*To do*: Every entry that appears below is to be output exactly.

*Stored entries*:

⟨

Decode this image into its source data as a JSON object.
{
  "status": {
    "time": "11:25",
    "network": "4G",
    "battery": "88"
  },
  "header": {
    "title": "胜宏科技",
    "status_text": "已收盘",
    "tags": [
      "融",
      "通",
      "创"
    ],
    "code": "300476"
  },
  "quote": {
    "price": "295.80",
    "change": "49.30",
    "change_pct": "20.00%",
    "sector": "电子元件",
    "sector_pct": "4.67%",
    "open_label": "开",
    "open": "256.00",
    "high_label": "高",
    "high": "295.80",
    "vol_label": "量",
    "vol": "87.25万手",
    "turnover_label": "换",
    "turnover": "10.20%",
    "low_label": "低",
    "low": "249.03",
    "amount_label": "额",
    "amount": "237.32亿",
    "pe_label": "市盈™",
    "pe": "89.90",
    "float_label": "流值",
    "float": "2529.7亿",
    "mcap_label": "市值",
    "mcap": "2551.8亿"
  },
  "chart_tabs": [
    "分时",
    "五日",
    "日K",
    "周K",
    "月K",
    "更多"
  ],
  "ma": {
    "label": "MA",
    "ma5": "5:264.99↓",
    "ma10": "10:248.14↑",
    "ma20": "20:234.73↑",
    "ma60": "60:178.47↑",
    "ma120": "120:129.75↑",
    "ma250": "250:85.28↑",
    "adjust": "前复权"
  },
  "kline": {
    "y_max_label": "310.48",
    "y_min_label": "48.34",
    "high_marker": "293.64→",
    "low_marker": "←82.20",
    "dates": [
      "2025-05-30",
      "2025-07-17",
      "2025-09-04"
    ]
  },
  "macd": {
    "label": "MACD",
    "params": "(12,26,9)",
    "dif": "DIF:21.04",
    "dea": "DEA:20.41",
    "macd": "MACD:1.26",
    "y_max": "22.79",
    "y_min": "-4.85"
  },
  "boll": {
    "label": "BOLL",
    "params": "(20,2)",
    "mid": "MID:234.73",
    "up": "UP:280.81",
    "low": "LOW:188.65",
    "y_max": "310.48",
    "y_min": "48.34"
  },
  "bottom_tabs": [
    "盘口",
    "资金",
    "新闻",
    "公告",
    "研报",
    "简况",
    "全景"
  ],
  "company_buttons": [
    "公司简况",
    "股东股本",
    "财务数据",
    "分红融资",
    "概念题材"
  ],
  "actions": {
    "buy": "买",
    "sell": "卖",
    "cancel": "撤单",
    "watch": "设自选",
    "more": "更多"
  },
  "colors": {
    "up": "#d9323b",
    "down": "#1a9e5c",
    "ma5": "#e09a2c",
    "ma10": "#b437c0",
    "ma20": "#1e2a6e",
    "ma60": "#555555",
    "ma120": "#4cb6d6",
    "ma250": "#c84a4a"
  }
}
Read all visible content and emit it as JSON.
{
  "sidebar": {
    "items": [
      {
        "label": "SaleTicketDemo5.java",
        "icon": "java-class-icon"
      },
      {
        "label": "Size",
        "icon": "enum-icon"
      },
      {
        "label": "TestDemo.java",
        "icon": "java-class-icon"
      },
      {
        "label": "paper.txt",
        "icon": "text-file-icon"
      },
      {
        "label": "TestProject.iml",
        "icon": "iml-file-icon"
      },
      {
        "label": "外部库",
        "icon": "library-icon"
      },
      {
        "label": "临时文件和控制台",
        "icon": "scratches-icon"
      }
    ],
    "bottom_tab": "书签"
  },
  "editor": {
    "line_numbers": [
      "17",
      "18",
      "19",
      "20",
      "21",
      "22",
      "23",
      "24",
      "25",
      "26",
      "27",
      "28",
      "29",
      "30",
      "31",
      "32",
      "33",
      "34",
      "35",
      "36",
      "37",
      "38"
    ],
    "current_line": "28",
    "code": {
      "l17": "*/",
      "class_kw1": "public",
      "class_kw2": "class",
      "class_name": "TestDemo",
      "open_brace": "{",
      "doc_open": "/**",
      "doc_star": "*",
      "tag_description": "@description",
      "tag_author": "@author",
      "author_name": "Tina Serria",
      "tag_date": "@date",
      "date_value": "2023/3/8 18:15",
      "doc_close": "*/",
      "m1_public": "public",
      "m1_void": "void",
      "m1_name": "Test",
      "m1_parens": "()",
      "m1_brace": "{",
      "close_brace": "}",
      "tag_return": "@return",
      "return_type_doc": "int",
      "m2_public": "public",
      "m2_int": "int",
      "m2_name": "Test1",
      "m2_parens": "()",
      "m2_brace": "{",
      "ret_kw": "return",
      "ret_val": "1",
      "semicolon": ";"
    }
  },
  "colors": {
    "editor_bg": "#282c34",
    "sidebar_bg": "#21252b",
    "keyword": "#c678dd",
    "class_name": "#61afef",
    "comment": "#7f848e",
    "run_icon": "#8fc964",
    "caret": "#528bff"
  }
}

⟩

*Solved problem*:
Decode this image into its source data as a JSON object.
{
  "status": {
    "time": "11:25",
    "network": "4G",
    "battery": "88"
  },
  "header": {
    "title": "胜宏科技",
    "status_text": "已收盘",
    "tags": [
      "融",
      "通",
      "创"
    ],
    "code": "300476"
  },
  "quote": {
    "price": "295.80",
    "change": "49.30",
    "change_pct": "20.00%",
    "sector": "电子元件",
    "sector_pct": "4.67%",
    "open_label": "开",
    "open": "256.00",
    "high_label": "高",
    "high": "295.80",
    "vol_label": "量",
    "vol": "87.25万手",
    "turnover_label": "换",
    "turnover": "10.20%",
    "low_label": "低",
    "low": "249.03",
    "amount_label": "额",
    "amount": "237.32亿",
    "pe_label": "市盈™",
    "pe": "89.90",
    "float_label": "流值",
    "float": "2529.7亿",
    "mcap_label": "市值",
    "mcap": "2551.8亿"
  },
  "chart_tabs": [
    "分时",
    "五日",
    "日K",
    "周K",
    "月K",
    "更多"
  ],
  "ma": {
    "label": "MA",
    "ma5": "5:264.99↓",
    "ma10": "10:248.14↑",
    "ma20": "20:234.73↑",
    "ma60": "60:178.47↑",
    "ma120": "120:129.75↑",
    "ma250": "250:85.28↑",
    "adjust": "前复权"
  },
  "kline": {
    "y_max_label": "310.48",
    "y_min_label": "48.34",
    "high_marker": "293.64→",
    "low_marker": "←82.20",
    "dates": [
      "2025-05-30",
      "2025-07-17",
      "2025-09-04"
    ]
  },
  "macd": {
    "label": "MACD",
    "params": "(12,26,9)",
    "dif": "DIF:21.04",
    "dea": "DEA:20.41",
    "macd": "MACD:1.26",
    "y_max": "22.79",
    "y_min": "-4.85"
  },
  "boll": {
    "label": "BOLL",
    "params": "(20,2)",
    "mid": "MID:234.73",
    "up": "UP:280.81",
    "low": "LOW:188.65",
    "y_max": "310.48",
    "y_min": "48.34"
  },
  "bottom_tabs": [
    "盘口",
    "资金",
    "新闻",
    "公告",
    "研报",
    "简况",
    "全景"
  ],
  "company_buttons": [
    "公司简况",
    "股东股本",
    "财务数据",
    "分红融资",
    "概念题材"
  ],
  "actions": {
    "buy": "买",
    "sell": "卖",
    "cancel": "撤单",
    "watch": "设自选",
    "more": "更多"
  },
  "colors": {
    "up": "#d9323b",
    "down": "#1a9e5c",
    "ma5": "#e09a2c",
    "ma10": "#b437c0",
    "ma20": "#1e2a6e",
    "ma60": "#555555",
    "ma120": "#4cb6d6",
    "ma250": "#c84a4a"
  }
}
Read all visible content and emit it as JSON.
{
  "sidebar": {
    "items": [
      {
        "label": "SaleTicketDemo5.java",
        "icon": "java-class-icon"
      },
      {
        "label": "Size",
        "icon": "enum-icon"
      },
      {
        "label": "TestDemo.java",
        "icon": "java-class-icon"
      },
      {
        "label": "paper.txt",
        "icon": "text-file-icon"
      },
      {
        "label": "TestProject.iml",
        "icon": "iml-file-icon"
      },
      {
        "label": "外部库",
        "icon": "library-icon"
      },
      {
        "label": "临时文件和控制台",
        "icon": "scratches-icon"
      }
    ],
    "bottom_tab": "书签"
  },
  "editor": {
    "line_numbers": [
      "17",
      "18",
      "19",
      "20",
      "21",
      "22",
      "23",
      "24",
      "25",
      "26",
      "27",
      "28",
      "29",
      "30",
      "31",
      "32",
      "33",
      "34",
      "35",
      "36",
      "37",
      "38"
    ],
    "current_line": "28",
    "code": {
      "l17": "*/",
      "class_kw1": "public",
      "class_kw2": "class",
      "class_name": "TestDemo",
      "open_brace": "{",
      "doc_open": "/**",
      "doc_star": "*",
      "tag_description": "@description",
      "tag_author": "@author",
      "author_name": "Tina Serria",
      "tag_date": "@date",
      "date_value": "2023/3/8 18:15",
      "doc_close": "*/",
      "m1_public": "public",
      "m1_void": "void",
      "m1_name": "Test",
      "m1_parens": "()",
      "m1_brace": "{",
      "close_brace": "}",
      "tag_return": "@return",
      "return_type_doc": "int",
      "m2_public": "public",
      "m2_int": "int",
      "m2_name": "Test1",
      "m2_parens": "()",
      "m2_brace": "{",
      "ret_kw": "return",
      "ret_val": "1",
      "semicolon": ";"
    }
  },
  "colors": {
    "editor_bg": "#282c34",
    "sidebar_bg": "#21252b",
    "keyword": "#c678dd",
    "class_name": "#61afef",
    "comment": "#7f848e",
    "run_icon": "#8fc964",
    "caret": "#528bff"
  }
}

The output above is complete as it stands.